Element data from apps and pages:
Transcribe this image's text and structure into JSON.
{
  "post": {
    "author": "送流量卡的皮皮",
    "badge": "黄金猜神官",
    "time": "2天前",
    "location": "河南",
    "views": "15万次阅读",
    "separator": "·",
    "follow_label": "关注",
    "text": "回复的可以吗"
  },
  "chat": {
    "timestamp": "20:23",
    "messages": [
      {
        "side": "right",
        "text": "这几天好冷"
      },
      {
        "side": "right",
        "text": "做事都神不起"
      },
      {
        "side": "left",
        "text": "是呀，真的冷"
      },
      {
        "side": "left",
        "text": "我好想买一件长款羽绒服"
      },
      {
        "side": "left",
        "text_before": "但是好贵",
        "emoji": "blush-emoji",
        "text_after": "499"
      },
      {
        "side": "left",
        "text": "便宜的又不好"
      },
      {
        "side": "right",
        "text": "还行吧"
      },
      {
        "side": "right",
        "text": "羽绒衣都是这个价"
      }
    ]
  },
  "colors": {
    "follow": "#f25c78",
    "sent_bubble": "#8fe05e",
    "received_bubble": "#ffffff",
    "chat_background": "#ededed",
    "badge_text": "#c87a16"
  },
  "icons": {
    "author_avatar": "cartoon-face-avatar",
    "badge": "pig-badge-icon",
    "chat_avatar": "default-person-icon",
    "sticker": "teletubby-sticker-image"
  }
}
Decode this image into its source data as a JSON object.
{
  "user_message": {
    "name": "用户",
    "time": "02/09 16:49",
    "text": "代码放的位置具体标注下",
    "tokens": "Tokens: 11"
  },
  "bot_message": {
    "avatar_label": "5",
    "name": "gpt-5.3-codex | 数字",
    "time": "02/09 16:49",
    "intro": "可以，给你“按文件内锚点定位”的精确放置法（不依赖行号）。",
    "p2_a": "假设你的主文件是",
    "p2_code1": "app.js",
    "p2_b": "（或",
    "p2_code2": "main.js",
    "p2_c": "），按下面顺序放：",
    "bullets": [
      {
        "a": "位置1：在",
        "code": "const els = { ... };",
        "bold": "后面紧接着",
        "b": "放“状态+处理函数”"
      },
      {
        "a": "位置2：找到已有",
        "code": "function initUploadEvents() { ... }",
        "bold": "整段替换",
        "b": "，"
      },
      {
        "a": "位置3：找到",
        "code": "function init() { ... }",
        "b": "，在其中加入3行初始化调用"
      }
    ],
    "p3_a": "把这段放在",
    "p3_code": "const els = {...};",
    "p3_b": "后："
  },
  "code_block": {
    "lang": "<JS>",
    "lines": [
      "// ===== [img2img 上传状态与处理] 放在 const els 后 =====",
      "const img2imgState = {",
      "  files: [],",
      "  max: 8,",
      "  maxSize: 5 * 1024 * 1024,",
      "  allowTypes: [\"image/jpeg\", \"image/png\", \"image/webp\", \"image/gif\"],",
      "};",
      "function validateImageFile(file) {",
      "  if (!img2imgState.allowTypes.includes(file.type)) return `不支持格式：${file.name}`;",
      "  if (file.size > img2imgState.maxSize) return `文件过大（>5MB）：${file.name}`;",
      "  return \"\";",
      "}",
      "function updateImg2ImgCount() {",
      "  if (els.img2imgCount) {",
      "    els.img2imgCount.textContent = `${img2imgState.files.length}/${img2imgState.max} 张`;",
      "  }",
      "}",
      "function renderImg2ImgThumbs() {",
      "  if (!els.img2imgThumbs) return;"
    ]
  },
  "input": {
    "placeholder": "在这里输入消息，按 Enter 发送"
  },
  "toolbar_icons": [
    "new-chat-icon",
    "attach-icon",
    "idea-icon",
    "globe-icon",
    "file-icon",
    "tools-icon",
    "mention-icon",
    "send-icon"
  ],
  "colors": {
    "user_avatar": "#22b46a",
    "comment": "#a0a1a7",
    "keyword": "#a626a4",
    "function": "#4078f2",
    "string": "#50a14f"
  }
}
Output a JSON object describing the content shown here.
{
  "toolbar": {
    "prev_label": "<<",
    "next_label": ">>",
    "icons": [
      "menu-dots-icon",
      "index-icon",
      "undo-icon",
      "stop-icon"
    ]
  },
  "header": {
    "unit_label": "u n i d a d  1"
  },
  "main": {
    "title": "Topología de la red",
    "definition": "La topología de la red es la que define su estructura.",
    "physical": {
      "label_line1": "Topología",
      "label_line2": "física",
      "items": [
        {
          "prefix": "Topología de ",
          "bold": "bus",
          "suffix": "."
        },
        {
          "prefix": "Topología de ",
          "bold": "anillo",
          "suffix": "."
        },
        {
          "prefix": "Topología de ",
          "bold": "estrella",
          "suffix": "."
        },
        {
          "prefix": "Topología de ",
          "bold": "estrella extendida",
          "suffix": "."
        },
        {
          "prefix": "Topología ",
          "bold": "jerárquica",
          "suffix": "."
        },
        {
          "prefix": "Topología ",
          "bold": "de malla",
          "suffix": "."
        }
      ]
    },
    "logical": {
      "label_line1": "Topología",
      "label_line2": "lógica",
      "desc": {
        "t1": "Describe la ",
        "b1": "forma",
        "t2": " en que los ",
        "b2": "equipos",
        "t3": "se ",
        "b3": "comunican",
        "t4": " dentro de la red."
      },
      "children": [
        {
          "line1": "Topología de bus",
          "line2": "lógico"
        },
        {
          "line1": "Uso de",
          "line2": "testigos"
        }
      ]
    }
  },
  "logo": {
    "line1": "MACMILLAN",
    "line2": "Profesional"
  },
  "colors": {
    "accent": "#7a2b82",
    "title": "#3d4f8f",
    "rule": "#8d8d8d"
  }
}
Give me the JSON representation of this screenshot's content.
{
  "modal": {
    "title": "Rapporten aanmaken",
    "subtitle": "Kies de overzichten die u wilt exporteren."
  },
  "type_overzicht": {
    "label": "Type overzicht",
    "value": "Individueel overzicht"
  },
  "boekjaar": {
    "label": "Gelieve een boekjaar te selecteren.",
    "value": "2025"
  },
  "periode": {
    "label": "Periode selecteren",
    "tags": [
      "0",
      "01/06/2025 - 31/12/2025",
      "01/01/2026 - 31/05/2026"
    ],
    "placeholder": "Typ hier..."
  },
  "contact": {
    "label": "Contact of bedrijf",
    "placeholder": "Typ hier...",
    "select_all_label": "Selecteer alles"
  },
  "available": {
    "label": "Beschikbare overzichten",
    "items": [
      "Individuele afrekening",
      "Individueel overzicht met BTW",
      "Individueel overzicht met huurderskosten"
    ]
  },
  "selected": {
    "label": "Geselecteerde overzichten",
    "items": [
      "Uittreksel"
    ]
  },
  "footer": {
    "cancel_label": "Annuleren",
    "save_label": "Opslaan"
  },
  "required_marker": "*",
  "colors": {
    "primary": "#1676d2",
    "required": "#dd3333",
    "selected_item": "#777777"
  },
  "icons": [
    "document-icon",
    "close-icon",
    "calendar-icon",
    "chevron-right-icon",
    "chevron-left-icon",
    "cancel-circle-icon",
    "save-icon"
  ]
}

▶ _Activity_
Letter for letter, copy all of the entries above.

▶ _Response box_
Transcribe this image's text and structure into JSON.
{
  "post": {
    "author": "送流量卡的皮皮",
    "badge": "黄金猜神官",
    "time": "2天前",
    "location": "河南",
    "views": "15万次阅读",
    "separator": "·",
    "follow_label": "关注",
    "text": "回复的可以吗"
  },
  "chat": {
    "timestamp": "20:23",
    "messages": [
      {
        "side": "right",
        "text": "这几天好冷"
      },
      {
        "side": "right",
        "text": "做事都神不起"
      },
      {
        "side": "left",
        "text": "是呀，真的冷"
      },
      {
        "side": "left",
        "text": "我好想买一件长款羽绒服"
      },
      {
        "side": "left",
        "text_before": "但是好贵",
        "emoji": "blush-emoji",
        "text_after": "499"
      },
      {
        "side": "left",
        "text": "便宜的又不好"
      },
      {
        "side": "right",
        "text": "还行吧"
      },
      {
        "side": "right",
        "text": "羽绒衣都是这个价"
      }
    ]
  },
  "colors": {
    "follow": "#f25c78",
    "sent_bubble": "#8fe05e",
    "received_bubble": "#ffffff",
    "chat_background": "#ededed",
    "badge_text": "#c87a16"
  },
  "icons": {
    "author_avatar": "cartoon-face-avatar",
    "badge": "pig-badge-icon",
    "chat_avatar": "default-person-icon",
    "sticker": "teletubby-sticker-image"
  }
}
Decode this image into its source data as a JSON object.
{
  "user_message": {
    "name": "用户",
    "time": "02/09 16:49",
    "text": "代码放的位置具体标注下",
    "tokens": "Tokens: 11"
  },
  "bot_message": {
    "avatar_label": "5",
    "name": "gpt-5.3-codex | 数字",
    "time": "02/09 16:49",
    "intro": "可以，给你“按文件内锚点定位”的精确放置法（不依赖行号）。",
    "p2_a": "假设你的主文件是",
    "p2_code1": "app.js",
    "p2_b": "（或",
    "p2_code2": "main.js",
    "p2_c": "），按下面顺序放：",
    "bullets": [
      {
        "a": "位置1：在",
        "code": "const els = { ... };",
        "bold": "后面紧接着",
        "b": "放“状态+处理函数”"
      },
      {
        "a": "位置2：找到已有",
        "code": "function initUploadEvents() { ... }",
        "bold": "整段替换",
        "b": "，"
      },
      {
        "a": "位置3：找到",
        "code": "function init() { ... }",
        "b": "，在其中加入3行初始化调用"
      }
    ],
    "p3_a": "把这段放在",
    "p3_code": "const els = {...};",
    "p3_b": "后："
  },
  "code_block": {
    "lang": "<JS>",
    "lines": [
      "// ===== [img2img 上传状态与处理] 放在 const els 后 =====",
      "const img2imgState = {",
      "  files: [],",
      "  max: 8,",
      "  maxSize: 5 * 1024 * 1024,",
      "  allowTypes: [\"image/jpeg\", \"image/png\", \"image/webp\", \"image/gif\"],",
      "};",
      "function validateImageFile(file) {",
      "  if (!img2imgState.allowTypes.includes(file.type)) return `不支持格式：${file.name}`;",
      "  if (file.size > img2imgState.maxSize) return `文件过大（>5MB）：${file.name}`;",
      "  return \"\";",
      "}",
      "function updateImg2ImgCount() {",
      "  if (els.img2imgCount) {",
      "    els.img2imgCount.textContent = `${img2imgState.files.length}/${img2imgState.max} 张`;",
      "  }",
      "}",
      "function renderImg2ImgThumbs() {",
      "  if (!els.img2imgThumbs) return;"
    ]
  },
  "input": {
    "placeholder": "在这里输入消息，按 Enter 发送"
  },
  "toolbar_icons": [
    "new-chat-icon",
    "attach-icon",
    "idea-icon",
    "globe-icon",
    "file-icon",
    "tools-icon",
    "mention-icon",
    "send-icon"
  ],
  "colors": {
    "user_avatar": "#22b46a",
    "comment": "#a0a1a7",
    "keyword": "#a626a4",
    "function": "#4078f2",
    "string": "#50a14f"
  }
}
Output a JSON object describing the content shown here.
{
  "toolbar": {
    "prev_label": "<<",
    "next_label": ">>",
    "icons": [
      "menu-dots-icon",
      "index-icon",
      "undo-icon",
      "stop-icon"
    ]
  },
  "header": {
    "unit_label": "u n i d a d  1"
  },
  "main": {
    "title": "Topología de la red",
    "definition": "La topología de la red es la que define su estructura.",
    "physical": {
      "label_line1": "Topología",
      "label_line2": "física",
      "items": [
        {
          "prefix": "Topología de ",
          "bold": "bus",
          "suffix": "."
        },
        {
          "prefix": "Topología de ",
          "bold": "anillo",
          "suffix": "."
        },
        {
          "prefix": "Topología de ",
          "bold": "estrella",
          "suffix": "."
        },
        {
          "prefix": "Topología de ",
          "bold": "estrella extendida",
          "suffix": "."
        },
        {
          "prefix": "Topología ",
          "bold": "jerárquica",
          "suffix": "."
        },
        {
          "prefix": "Topología ",
          "bold": "de malla",
          "suffix": "."
        }
      ]
    },
    "logical": {
      "label_line1": "Topología",
      "label_line2": "lógica",
      "desc": {
        "t1": "Describe la ",
        "b1": "forma",
        "t2": " en que los ",
        "b2": "equipos",
        "t3": "se ",
        "b3": "comunican",
        "t4": " dentro de la red."
      },
      "children": [
        {
          "line1": "Topología de bus",
          "line2": "lógico"
        },
        {
          "line1": "Uso de",
          "line2": "testigos"
        }
      ]
    }
  },
  "logo": {
    "line1": "MACMILLAN",
    "line2": "Profesional"
  },
  "colors": {
    "accent": "#7a2b82",
    "title": "#3d4f8f",
    "rule": "#8d8d8d"
  }
}
Give me the JSON representation of this screenshot's content.
{
  "modal": {
    "title": "Rapporten aanmaken",
    "subtitle": "Kies de overzichten die u wilt exporteren."
  },
  "type_overzicht": {
    "label": "Type overzicht",
    "value": "Individueel overzicht"
  },
  "boekjaar": {
    "label": "Gelieve een boekjaar te selecteren.",
    "value": "2025"
  },
  "periode": {
    "label": "Periode selecteren",
    "tags": [
      "0",
      "01/06/2025 - 31/12/2025",
      "01/01/2026 - 31/05/2026"
    ],
    "placeholder": "Typ hier..."
  },
  "contact": {
    "label": "Contact of bedrijf",
    "placeholder": "Typ hier...",
    "select_all_label": "Selecteer alles"
  },
  "available": {
    "label": "Beschikbare overzichten",
    "items": [
      "Individuele afrekening",
      "Individueel overzicht met BTW",
      "Individueel overzicht met huurderskosten"
    ]
  },
  "selected": {
    "label": "Geselecteerde overzichten",
    "items": [
      "Uittreksel"
    ]
  },
  "footer": {
    "cancel_label": "Annuleren",
    "save_label": "Opslaan"
  },
  "required_marker": "*",
  "colors": {
    "primary": "#1676d2",
    "required": "#dd3333",
    "selected_item": "#777777"
  },
  "icons": [
    "document-icon",
    "close-icon",
    "calendar-icon",
    "chevron-right-icon",
    "chevron-left-icon",
    "cancel-circle-icon",
    "save-icon"
  ]
}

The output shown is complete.